## What the task asks
Only lines containing "ساعت" belong in the answer, each copied from the entries below.

## Excerpted data
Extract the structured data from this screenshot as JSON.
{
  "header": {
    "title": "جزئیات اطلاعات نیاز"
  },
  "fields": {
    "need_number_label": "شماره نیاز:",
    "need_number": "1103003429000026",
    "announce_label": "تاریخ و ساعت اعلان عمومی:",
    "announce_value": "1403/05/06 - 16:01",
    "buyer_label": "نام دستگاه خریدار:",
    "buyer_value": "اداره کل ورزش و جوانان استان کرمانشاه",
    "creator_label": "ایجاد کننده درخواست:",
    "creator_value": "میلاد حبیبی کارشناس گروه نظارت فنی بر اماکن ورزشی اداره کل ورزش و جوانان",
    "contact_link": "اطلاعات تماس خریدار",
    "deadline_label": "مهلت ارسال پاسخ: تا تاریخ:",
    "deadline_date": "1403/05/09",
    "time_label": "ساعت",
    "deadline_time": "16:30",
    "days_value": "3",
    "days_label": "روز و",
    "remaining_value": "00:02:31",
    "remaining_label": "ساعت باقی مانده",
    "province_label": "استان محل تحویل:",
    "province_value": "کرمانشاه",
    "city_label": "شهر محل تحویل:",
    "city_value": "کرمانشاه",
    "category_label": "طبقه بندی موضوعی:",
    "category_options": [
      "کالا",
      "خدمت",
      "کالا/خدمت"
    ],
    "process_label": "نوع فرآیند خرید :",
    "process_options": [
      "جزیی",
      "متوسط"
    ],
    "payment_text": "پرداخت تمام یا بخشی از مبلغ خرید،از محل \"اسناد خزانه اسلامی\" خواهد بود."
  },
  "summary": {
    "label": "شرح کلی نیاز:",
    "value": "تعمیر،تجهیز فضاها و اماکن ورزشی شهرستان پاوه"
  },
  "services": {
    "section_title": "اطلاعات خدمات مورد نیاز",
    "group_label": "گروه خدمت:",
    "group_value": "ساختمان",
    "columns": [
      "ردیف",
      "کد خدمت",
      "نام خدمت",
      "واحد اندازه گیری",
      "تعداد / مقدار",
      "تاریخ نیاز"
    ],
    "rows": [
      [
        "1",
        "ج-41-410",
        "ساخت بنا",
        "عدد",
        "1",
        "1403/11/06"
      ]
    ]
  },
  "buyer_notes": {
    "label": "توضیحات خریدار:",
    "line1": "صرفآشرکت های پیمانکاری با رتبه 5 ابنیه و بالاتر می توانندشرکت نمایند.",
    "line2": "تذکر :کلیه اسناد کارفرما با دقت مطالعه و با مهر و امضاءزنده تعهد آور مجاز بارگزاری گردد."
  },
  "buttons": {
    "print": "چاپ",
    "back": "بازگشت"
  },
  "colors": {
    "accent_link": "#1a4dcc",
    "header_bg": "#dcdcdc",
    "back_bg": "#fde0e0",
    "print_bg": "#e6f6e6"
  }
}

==

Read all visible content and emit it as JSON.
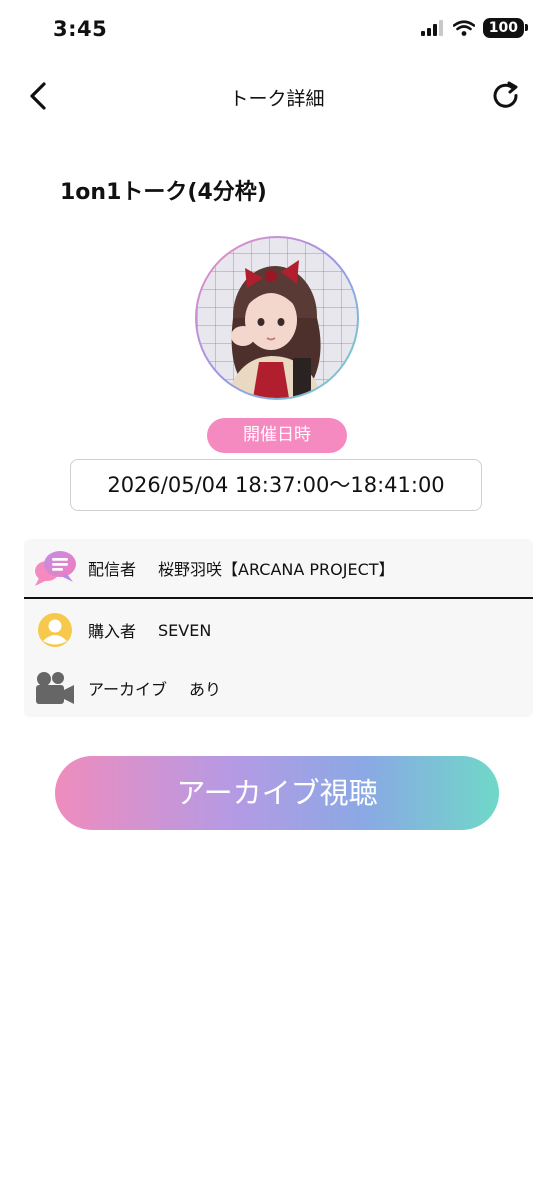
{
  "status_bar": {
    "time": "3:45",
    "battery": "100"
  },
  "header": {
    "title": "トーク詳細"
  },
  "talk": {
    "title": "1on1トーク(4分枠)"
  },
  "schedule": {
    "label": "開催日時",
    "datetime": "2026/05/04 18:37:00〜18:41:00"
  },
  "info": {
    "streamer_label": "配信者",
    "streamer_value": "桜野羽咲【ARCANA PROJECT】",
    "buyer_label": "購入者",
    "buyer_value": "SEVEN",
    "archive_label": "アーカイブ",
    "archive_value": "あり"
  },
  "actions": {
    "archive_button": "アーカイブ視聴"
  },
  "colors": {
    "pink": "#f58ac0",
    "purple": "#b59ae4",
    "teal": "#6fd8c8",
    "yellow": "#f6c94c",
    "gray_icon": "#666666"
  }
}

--

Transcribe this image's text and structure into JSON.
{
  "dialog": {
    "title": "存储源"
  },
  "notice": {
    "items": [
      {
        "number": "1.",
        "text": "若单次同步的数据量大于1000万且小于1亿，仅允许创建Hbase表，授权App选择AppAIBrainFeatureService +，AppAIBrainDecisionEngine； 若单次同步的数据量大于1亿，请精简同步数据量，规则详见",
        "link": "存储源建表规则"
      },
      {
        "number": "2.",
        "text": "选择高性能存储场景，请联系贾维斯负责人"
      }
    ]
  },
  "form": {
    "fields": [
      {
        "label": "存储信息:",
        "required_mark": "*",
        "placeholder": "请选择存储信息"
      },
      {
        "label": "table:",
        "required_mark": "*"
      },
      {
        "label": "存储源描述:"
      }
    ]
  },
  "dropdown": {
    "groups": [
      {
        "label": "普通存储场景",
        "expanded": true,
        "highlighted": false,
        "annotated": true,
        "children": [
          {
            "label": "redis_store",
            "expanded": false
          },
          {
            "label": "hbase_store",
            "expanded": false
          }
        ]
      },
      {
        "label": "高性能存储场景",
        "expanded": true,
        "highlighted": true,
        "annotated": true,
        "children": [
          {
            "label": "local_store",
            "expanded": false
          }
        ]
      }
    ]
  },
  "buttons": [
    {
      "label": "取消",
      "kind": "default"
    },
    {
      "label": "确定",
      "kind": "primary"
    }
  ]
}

## Result of this task
    "announce_label": "تاریخ و ساعت اعلان عمومی:",
    "time_label": "ساعت",
    "remaining_label": "ساعت باقی مانده",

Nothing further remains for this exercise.